The Director-General of UNESO, Irina Bokova today condemned the murder of two Mexican journalists, María Yarce Viveros and Rocio González Trápaga in Mexico city during the night of 31 August.
"I condemn the murder of Rocio González Trápaga and María Yarce Viveros and call for an investigation into this crime," the Director-General said. "The very high death toll suffered by Mexican journalists is an unbearable offense against society as a whole. It deprives journalists from enjoying their basic human right to exercise freedom of expression. Violence against the media also encourages self-censorship thereby limiting the Mexican public’s right to enjoy the free and informed debate that is essential for any democracy."
The bodies of both journalists were found, strangled, in park in Mexico City on 1 September. They were kidnapped as they left work on 31 August and, according to local press reports, their killing bore the hallmark of a drug cartel killing.
Ana María Yarce Viveros, 48 was the founder of investigative weekly magazine Contralínean.

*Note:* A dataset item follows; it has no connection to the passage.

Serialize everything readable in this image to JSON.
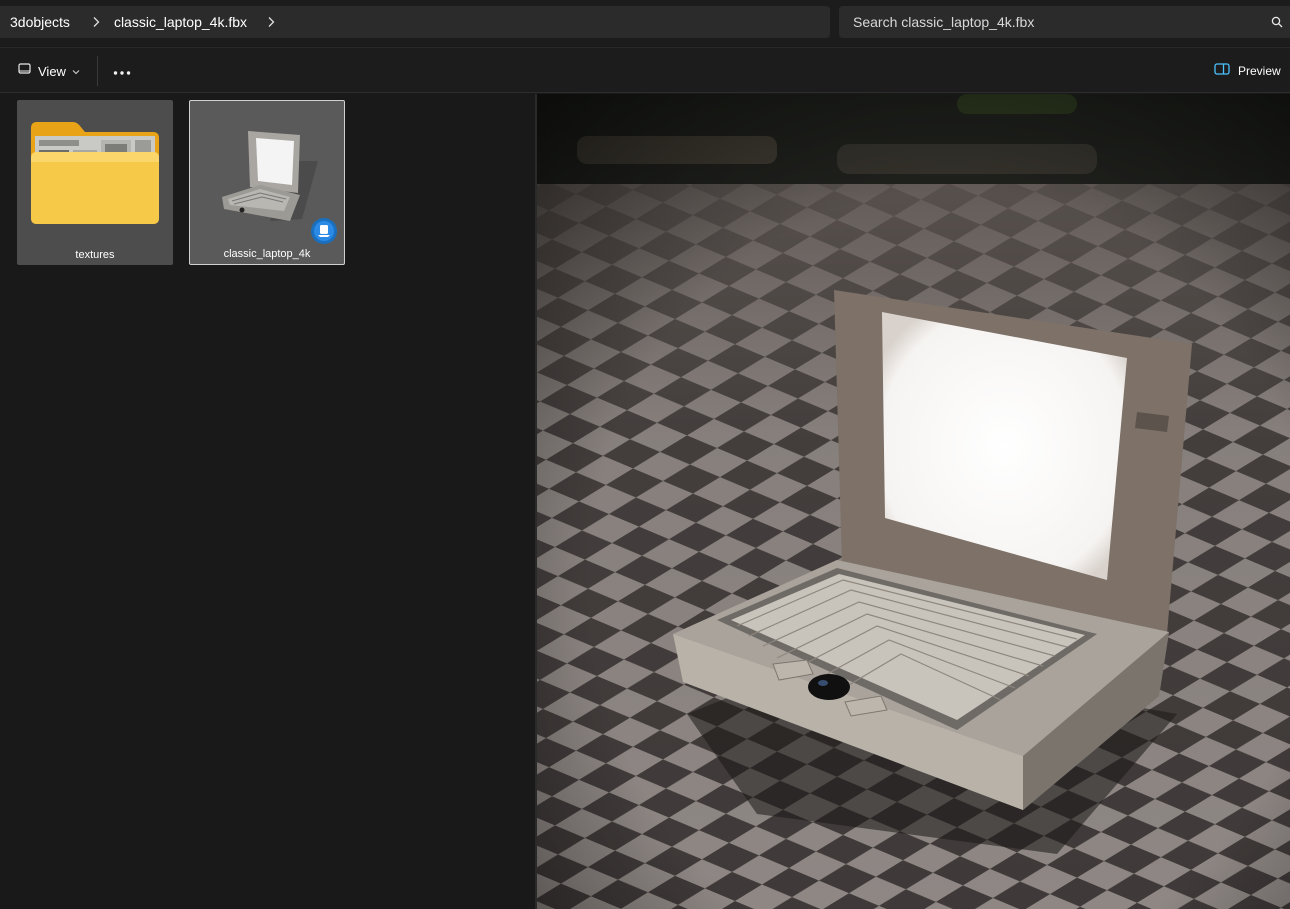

The magazine has allegedly been the target of intimidation and judicial harassment in recent years, according to Reporters without Borders.

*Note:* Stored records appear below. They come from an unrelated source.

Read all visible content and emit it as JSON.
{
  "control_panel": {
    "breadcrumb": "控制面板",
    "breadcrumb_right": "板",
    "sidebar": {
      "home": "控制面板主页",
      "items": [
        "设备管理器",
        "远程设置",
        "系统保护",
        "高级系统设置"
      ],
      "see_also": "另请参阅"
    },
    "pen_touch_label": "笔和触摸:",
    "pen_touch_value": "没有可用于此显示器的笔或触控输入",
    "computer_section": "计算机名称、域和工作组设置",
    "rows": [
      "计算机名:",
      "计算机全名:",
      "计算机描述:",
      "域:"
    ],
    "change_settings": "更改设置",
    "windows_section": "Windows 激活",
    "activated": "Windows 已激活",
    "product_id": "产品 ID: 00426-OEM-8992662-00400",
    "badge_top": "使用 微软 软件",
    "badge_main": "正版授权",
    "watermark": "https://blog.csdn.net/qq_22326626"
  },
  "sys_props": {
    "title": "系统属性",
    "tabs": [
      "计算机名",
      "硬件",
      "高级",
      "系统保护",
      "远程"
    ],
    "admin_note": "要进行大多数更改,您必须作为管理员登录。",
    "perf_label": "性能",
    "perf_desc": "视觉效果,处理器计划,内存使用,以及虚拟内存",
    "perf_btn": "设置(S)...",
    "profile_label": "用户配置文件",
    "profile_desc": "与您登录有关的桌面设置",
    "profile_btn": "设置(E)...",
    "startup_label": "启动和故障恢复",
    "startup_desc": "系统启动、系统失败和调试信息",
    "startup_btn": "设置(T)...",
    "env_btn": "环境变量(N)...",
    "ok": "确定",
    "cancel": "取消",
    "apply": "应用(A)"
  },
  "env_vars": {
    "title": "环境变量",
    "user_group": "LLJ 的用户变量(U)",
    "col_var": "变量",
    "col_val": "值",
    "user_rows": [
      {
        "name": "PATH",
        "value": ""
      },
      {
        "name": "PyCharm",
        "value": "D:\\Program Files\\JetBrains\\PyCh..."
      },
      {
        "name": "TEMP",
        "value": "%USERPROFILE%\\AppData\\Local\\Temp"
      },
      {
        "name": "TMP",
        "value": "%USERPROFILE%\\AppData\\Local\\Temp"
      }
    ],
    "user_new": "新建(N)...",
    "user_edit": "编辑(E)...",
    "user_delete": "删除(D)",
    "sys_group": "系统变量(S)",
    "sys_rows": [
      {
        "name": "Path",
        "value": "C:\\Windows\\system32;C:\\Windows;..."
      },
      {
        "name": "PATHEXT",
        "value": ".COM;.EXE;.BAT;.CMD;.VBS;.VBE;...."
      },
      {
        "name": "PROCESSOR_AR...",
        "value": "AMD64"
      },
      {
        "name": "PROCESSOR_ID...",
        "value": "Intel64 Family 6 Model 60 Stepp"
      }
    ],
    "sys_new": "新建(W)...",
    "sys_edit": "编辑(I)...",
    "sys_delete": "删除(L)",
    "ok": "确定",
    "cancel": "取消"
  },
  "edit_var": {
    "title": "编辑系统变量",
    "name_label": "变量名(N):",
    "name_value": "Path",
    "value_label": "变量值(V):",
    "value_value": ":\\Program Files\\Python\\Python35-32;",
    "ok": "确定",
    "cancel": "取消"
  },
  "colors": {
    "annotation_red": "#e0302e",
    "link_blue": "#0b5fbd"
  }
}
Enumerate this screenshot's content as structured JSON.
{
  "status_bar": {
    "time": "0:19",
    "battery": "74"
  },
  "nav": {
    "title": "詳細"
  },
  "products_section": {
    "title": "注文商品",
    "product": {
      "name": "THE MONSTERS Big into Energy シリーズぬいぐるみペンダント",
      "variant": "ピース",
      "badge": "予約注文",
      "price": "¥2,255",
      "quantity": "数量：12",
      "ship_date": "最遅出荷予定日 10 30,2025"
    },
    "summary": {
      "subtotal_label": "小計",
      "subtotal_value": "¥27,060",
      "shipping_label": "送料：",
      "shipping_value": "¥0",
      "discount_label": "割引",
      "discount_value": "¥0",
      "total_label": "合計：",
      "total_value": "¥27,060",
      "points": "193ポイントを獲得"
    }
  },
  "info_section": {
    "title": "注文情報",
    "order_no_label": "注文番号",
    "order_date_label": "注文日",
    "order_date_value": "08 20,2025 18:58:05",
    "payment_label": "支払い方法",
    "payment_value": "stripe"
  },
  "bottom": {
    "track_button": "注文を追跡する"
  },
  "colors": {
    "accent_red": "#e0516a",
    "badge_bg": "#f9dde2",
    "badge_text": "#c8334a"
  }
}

Rocio González Trápaga, also 48, was a freelance journalist who used to work for Televisa.
Reporters without Borders says that these two killings bring to 80 the number of media workers killed in Mexico since 2000. Six of the victims were women.
UNESCO is the United Nations agency with a mandate to defend freedom of expression and press freedom. Article 1 of its Constitution requires the Organization to “further universal respect for justice, for the rule of law and for the human rights and fundamental freedoms which are affirmed for the peoples of the world, without distinction of race, sex, language or religion, by the Charter of the United Nations.” To realize this the Organization is requested to “collaborate in the work of advancing the mutual knowledge and understanding of peoples, through all means of mass communication and to that end recommend such international agreements as may be necessary to promote the free flow of ideas by word and image…”